The funeral services, preliminary to the consignment to the grave of the remains of General Stuart, were conducted yesterday after noon in Saint James’ Episcopal Church, corner of Marshall and Fifth streets — Rev. Dr. Peterkin, rector. The cortege reached the church about five o’clock, without music or military escort, the Public Guard being absent on duty. The church was already crowded with citizens. The metallic case containing the corpse was borne into the church and up in the centre aisle to the altar the organ pealing a solemn funeral dirge and anthem by the choir.
Among the pall bearers we noticed Brigadier General John H. Winder, General George W. Randolph, General Joseph R. Anderson, Brigadier General Lawton and Commodore Forrest.
Among the congregation appeared President Davis, General Bragg, General Ransom, and other civic and military officials in Richmond. A portion of the funeral services according to the Episcopal church was read by Rev. Dr. Peterkin, assisted by other ministers, concluding with singing and prayer.
The body was then borne forth to the hearse in waiting, decorated with black plumes and drawn by four white horses. The organ pealed its slow, solemn music as the body was borne to the entrance, and whilst the cortege was forming — the congregation standing by with heads uncovered. Several carriages in the line were occupied by the members of the deceased General’s staff and relatives. From the church the cortege moved to Hollywood Cemetery, where the remains were deposited in a vault, the concluding portion of the affecting service read by Rev. Dr. Minnigerode, of Saint Paul’s Church, and all that was mortal of the dead hero was shut in from the gaze of men.

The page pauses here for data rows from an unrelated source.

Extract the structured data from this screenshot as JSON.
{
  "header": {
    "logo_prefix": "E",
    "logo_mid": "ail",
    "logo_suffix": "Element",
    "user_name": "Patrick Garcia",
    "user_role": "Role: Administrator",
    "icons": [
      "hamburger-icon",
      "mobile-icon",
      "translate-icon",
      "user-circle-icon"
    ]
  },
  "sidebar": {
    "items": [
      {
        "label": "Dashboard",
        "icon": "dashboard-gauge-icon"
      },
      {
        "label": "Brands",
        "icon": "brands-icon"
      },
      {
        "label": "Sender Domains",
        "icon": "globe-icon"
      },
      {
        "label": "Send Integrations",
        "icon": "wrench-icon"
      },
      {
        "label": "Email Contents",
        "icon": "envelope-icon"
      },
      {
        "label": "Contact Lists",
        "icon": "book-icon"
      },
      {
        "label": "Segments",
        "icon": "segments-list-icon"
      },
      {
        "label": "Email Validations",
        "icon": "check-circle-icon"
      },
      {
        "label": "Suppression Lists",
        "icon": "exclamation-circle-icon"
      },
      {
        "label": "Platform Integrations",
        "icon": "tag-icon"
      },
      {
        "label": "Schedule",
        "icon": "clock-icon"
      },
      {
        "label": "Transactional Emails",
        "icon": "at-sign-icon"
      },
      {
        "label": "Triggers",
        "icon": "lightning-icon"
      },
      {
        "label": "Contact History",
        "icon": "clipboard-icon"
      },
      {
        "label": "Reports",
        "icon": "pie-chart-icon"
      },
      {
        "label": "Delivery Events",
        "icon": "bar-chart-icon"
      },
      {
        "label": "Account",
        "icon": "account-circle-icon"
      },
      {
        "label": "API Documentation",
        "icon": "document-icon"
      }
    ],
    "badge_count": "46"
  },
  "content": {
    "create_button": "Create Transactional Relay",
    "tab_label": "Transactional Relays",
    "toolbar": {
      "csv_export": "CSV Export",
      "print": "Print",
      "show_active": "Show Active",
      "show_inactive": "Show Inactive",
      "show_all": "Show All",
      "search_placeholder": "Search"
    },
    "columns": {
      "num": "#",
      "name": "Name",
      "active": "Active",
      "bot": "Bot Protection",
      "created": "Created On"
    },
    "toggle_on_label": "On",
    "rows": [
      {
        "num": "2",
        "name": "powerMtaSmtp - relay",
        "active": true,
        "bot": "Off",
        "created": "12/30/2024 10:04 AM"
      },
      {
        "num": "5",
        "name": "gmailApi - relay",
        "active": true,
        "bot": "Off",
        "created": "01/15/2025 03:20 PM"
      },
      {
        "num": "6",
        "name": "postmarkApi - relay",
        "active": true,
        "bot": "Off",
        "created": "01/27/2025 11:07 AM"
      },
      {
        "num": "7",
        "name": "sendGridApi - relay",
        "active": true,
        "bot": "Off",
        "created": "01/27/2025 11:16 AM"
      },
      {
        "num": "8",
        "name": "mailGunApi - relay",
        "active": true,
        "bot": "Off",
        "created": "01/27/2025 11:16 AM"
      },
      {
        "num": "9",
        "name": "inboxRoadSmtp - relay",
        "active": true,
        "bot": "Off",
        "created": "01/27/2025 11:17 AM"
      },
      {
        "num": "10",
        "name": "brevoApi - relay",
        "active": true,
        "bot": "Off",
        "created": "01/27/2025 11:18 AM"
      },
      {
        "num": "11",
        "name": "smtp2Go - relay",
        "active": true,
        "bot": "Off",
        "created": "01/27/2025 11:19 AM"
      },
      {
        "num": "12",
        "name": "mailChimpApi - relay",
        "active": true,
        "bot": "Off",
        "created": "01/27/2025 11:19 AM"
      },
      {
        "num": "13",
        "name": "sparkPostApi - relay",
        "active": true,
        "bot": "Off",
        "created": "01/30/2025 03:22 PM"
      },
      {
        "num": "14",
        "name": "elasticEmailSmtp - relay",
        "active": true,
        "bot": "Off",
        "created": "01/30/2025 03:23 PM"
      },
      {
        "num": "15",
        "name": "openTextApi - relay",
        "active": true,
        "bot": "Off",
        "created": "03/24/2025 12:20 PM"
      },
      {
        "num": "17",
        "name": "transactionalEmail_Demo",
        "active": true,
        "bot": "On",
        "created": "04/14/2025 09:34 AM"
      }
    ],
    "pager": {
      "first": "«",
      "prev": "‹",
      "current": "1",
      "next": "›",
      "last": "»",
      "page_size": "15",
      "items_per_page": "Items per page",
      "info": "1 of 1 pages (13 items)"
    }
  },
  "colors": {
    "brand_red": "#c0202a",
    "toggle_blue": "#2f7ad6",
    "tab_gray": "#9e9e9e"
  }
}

Doctor Brewer, the brother in law of General Stuart, has furnished us with some particulars obtained from the General’s own lips of the manner in which he came by his wound. He had formed a line of skirmishers near the Yellow Tavern, when, seeing a brigade preparing to charge on his left, General Stuart, with his staff and a few men, dashed down the line to form troops to repel the charge. About this time the Yankees came thundering down upon the General and his small escort. Twelve shots were fired at the General at short range, the Yankees evidently recognizing his well known person. The General wheeled upon them with the natural bravery which had always characterized him, and discharged six shots from his revolver at his assailants. The last of the twelve shots fired at him struck the General in the left side of the stomach. He did not fall, knowing he would be captured if he did, and nerving himself in his seat, wheeled his horse’s head and rode for the protection of his lines. Before he reached them his wound overcame him, and he fell, or was helped from his saddle by one of his ever faithful troopers, and carried to a place of security. Subsequently, he was brought to Richmond in an ambulance. The immediate cause of death was mortification of the stomach, induced by the flow of blood from the kidneys and intestines into the cavity of the stomach.
General Stuart was about thirty five years of age. He leaves a widow and two children. His oldest offspring, a sprightly boy, died a year ago while he was battling for his country on the Rappahannock. When telegraphed that his child was dying, he sent the reply, “I must leave my child in the hands of God; my country needs me here; I cannot come.”
Thus has passed away, amid the exciting scenes of this revolution, one of the bravest and most dashing cavaliers that the “Old Dominion” has ever given birth to. Long will her sons recount the story of his achievements and mourn his untimely departure.
Source: Southern Historical Society Papers, Vol. VII. Richmond, Virginia, February, 1879. No. 2.